MANY nature lovers have decried the hill-cutting and development taking place on what is now called Bukit Kerinchi.
Some hikers have posted on Facebook their dissatisfaction, lamenting the construction of new features including a large concrete-and-steel suspension bridge and wooden walkways amid the landscaped area in the 52ha Bukit Kerinchi Forest Park that is taking shape.
A check by StarMetro in March and earlier this month, showed a vast difference from the earlier construction efforts reported in mid-2014.
The park has been landscaped to include water features and gazebos as well as “stepped” trails made from concrete boxes that lead into the park’s Denai Trail.
Other features include concrete bases with wooden planks, set inside a camping area and another section set aside for picnicking, with lamp posts installed.
The landscaped section of Kerinchi Park cuts through part of the original hill trail, where hikers can continue through secondary forest cover and emerge overlooking the Federal Highway.
“We cannot really say we are in favour of the hill park,” said non-governmental organisation Friends of Bukit Gasing’s (FoBG) chairman Datuk Dr Lim Thuan Seng.
He elaborated, “It is a good concept in theory but when you think about our weather, where it gets so hot at times, that open-space parks aren’t really suitable for camping or picnicking.
“As this is one of the last secondary forests in the city, perhaps a better way would have been to introduce people to nature, beyond just preparing camping spaces; leave the forest as it is and cut trails for people to follow.”
Conversely, some hikers such as Section 5 resident Paul Lim said if the place was well lit at night, it could help with safety.
And for busy urbanites who could not jog or go outdoors during the day, lighted paths in the evening were a viable alternative, he added.
Another issue is the border demarcation in the forest between Petaling Jaya and Kuala Lumpur. Regular visitors are urging the authorities to clear away just enough undergrowth to mark out the boundary between the two local governments’ jurisdiction, instead of the current stretch of concrete and green wire, which is broken in places.
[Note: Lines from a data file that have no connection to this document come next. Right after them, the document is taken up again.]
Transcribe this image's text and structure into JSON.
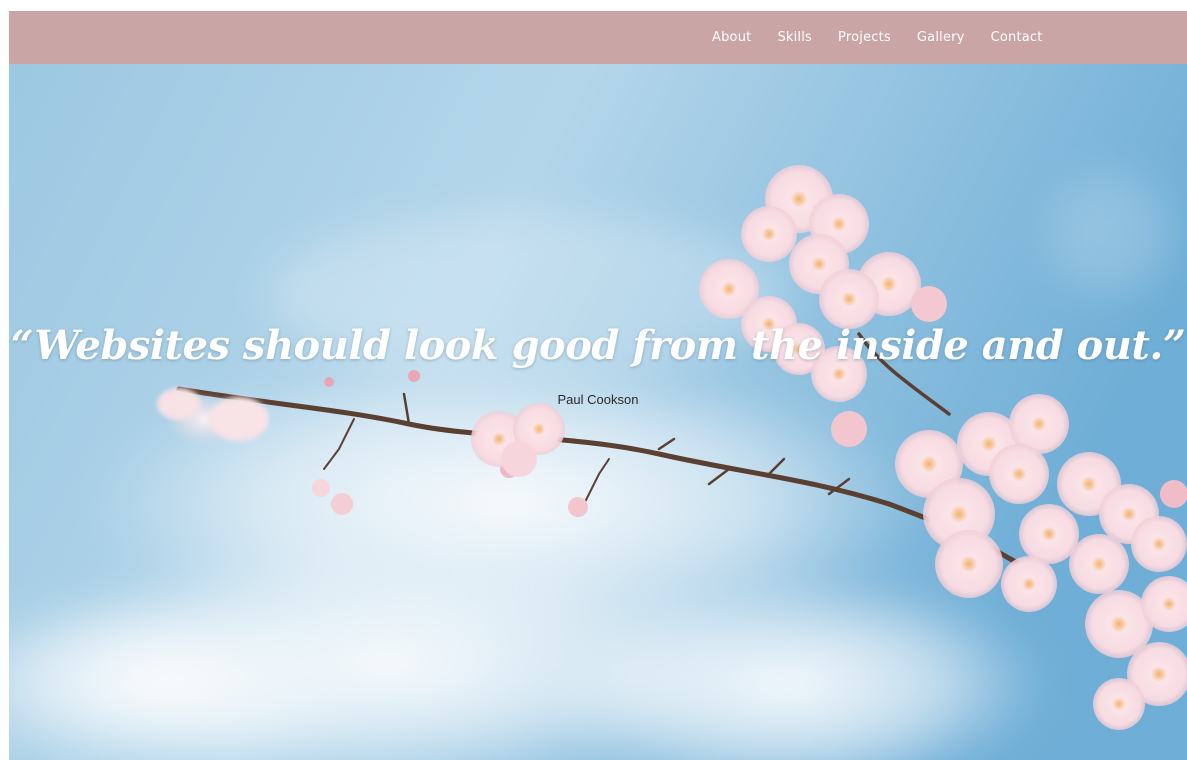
{
  "nav": {
    "background_color": "#c9a5a5",
    "items": [
      {
        "label": "About"
      },
      {
        "label": "Skills"
      },
      {
        "label": "Projects"
      },
      {
        "label": "Gallery"
      },
      {
        "label": "Contact"
      }
    ]
  },
  "hero": {
    "quote": "“Websites should look good from the inside and out.”",
    "author": "Paul Cookson",
    "sky_color": "#86bfe0",
    "blossom_color": "#f6dde3"
  }
}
“Often, we get calls or enquiries from residents in Section 5 or frequent hikers about development which is supposed to be taking place on our side.
“Actually, that would be over on the Kuala Lumpur side,” said Petaling Jaya City Council (MBPJ) Health and Environment Director Dr Chitradevi N. Vadivellu.
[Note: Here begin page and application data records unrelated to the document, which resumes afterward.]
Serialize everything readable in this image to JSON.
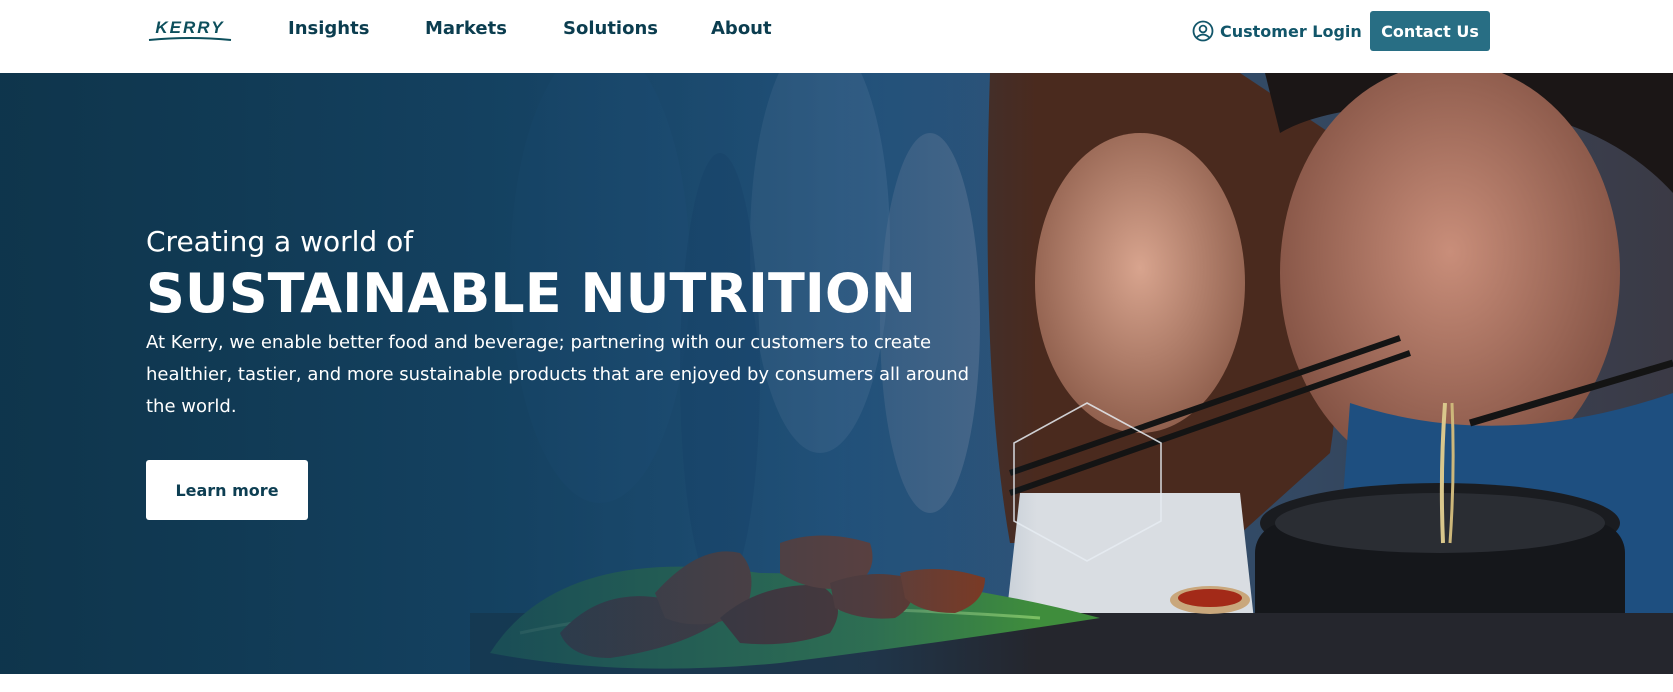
{
  "header": {
    "logo_text": "KERRY",
    "nav": [
      {
        "label": "Insights"
      },
      {
        "label": "Markets"
      },
      {
        "label": "Solutions"
      },
      {
        "label": "About"
      }
    ],
    "login_label": "Customer Login",
    "contact_label": "Contact Us"
  },
  "hero": {
    "kicker": "Creating a world of",
    "title": "SUSTAINABLE NUTRITION",
    "body": "At Kerry, we enable better food and beverage; partnering with our customers to create healthier, tastier, and more sustainable products that are enjoyed by consumers all around the world.",
    "cta_label": "Learn more"
  },
  "icons": {
    "login": "user-circle-icon",
    "decoration": "hexagon-outline-icon"
  },
  "colors": {
    "brand": "#0b3d4f",
    "contact_button": "#286e84",
    "hero_overlay": "#113e5c",
    "white": "#ffffff"
  }
}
Proper border demarcation would probably take place only next year, she said.
As one of central Klang Valley’s few urban green lungs and a popular hiking trail, Bukit Gasing on the Petaling Jaya side regularly needs maintenance.
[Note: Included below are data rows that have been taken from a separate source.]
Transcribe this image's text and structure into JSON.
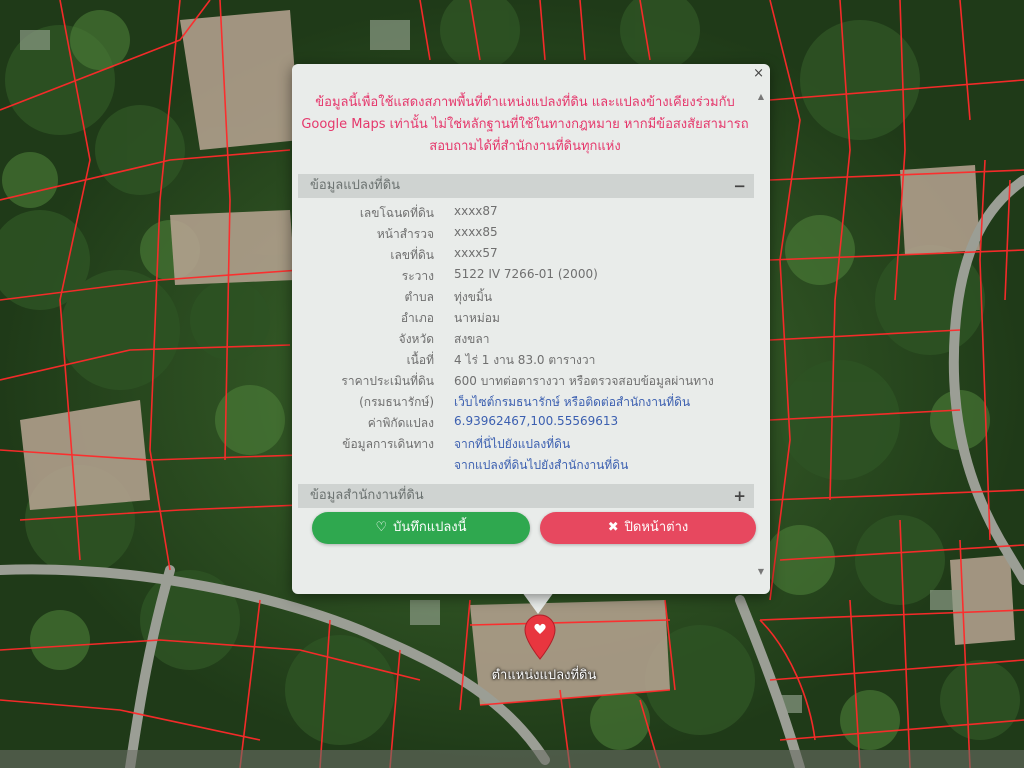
{
  "popup": {
    "close_symbol": "×",
    "disclaimer_line1": "ข้อมูลนี้เพื่อใช้แสดงสภาพพื้นที่ตำแหน่งแปลงที่ดิน และแปลงข้างเคียงร่วมกับ",
    "disclaimer_line2": "Google Maps เท่านั้น ไม่ใช่หลักฐานที่ใช้ในทางกฎหมาย หากมีข้อสงสัยสามารถ",
    "disclaimer_line3": "สอบถามได้ที่สำนักงานที่ดินทุกแห่ง",
    "parcel_section_title": "ข้อมูลแปลงที่ดิน",
    "parcel_section_toggle": "−",
    "office_section_title": "ข้อมูลสำนักงานที่ดิน",
    "office_section_toggle": "+",
    "rows": [
      {
        "label": "เลขโฉนดที่ดิน",
        "value": "xxxx87"
      },
      {
        "label": "หน้าสำรวจ",
        "value": "xxxx85"
      },
      {
        "label": "เลขที่ดิน",
        "value": "xxxx57"
      },
      {
        "label": "ระวาง",
        "value": "5122 IV 7266-01 (2000)"
      },
      {
        "label": "ตำบล",
        "value": "ทุ่งขมิ้น"
      },
      {
        "label": "อำเภอ",
        "value": "นาหม่อม"
      },
      {
        "label": "จังหวัด",
        "value": "สงขลา"
      },
      {
        "label": "เนื้อที่",
        "value": "4 ไร่ 1 งาน 83.0 ตารางวา"
      },
      {
        "label": "ราคาประเมินที่ดิน",
        "value": "600 บาทต่อตารางวา หรือตรวจสอบข้อมูลผ่านทาง"
      },
      {
        "label": "(กรมธนารักษ์)",
        "value": "เว็บไซต์กรมธนารักษ์ หรือติดต่อสำนักงานที่ดิน"
      },
      {
        "label": "ค่าพิกัดแปลง",
        "value": "6.93962467,100.55569613"
      },
      {
        "label": "ข้อมูลการเดินทาง",
        "value": "จากที่นี่ไปยังแปลงที่ดิน"
      },
      {
        "label": "",
        "value": "จากแปลงที่ดินไปยังสำนักงานที่ดิน"
      }
    ],
    "save_button": "บันทึกแปลงนี้",
    "close_button": "ปิดหน้าต่าง",
    "save_icon": "heart-icon",
    "close_icon": "x-icon"
  },
  "map": {
    "marker_label": "ตำแหน่งแปลงที่ดิน",
    "parcel_line_color": "#ff2a2a",
    "marker_color": "#e8363f"
  },
  "colors": {
    "disclaimer": "#e5386c",
    "save_button": "#2fa84f",
    "close_button": "#e7485f",
    "link": "#3b5fb0"
  }
}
This ranges from rebuilding or maintaining benches and huts along the trail, which offer joggers and trekkers some rest-stops, to replacing the signage in the area.
The meandering routes through the hill, as this writer discovered when he entered the hill park for the first time, means that you have to depend on the guidance of regular hikers who know the area well enough to point the right way to the main road of Jalan Tanjung 5/4.
The signage situation was highlighted three years ago and today, that hasn’t changed much.
When asked about the lack of signage on Bukit Gasing trails, regular visitors such as Lawrence Lo and Thuan Seng said there had been signboards in the past.
“We had signs to guide visitors around the hill area but they had been vandalised and torn down, so it is better to follow one of the regulars if you are new to the area,” said Lo.
Thuan Seng concurred, saying the group had reported the vandalisation to MBPJ as hill maintenance fell under the council’s purview.
“We would like to appeal to the hikers who visit the hill to please protect the environment and not spoil the enjoyment for others,” said Thuan Seng.
Additionally, he said, the group was in the midst of mapping out eroded portions across the Petaling Jaya side of the hill and would soon present it to the city council for approval.
The NGO, which consults on and off with both MBPJ and Kuala Lumpur City Hall, occasionally takes temporary proactive measures for soil erosion such as laying tarpaulin to cover the exposed area, before reporting to the council.
Curiously, maintenance of Bukit Gasing does not fall under MBPJ’s Landscaping Department, but rather the Health and Environment Department.
According to Dr Chitradevi, maintenance and improvement works are currently on a piecemeal, as-needed basis.
In the meantime, the council is working on other aspects to improve the place, such as repairing the signage and benches.
“We have a budget of RM190,000 for Gasing Hill. For the signage, we have appointed a contractor and repairs are being carried out, but we do not have a specific budget,” said Dr Chitradevi.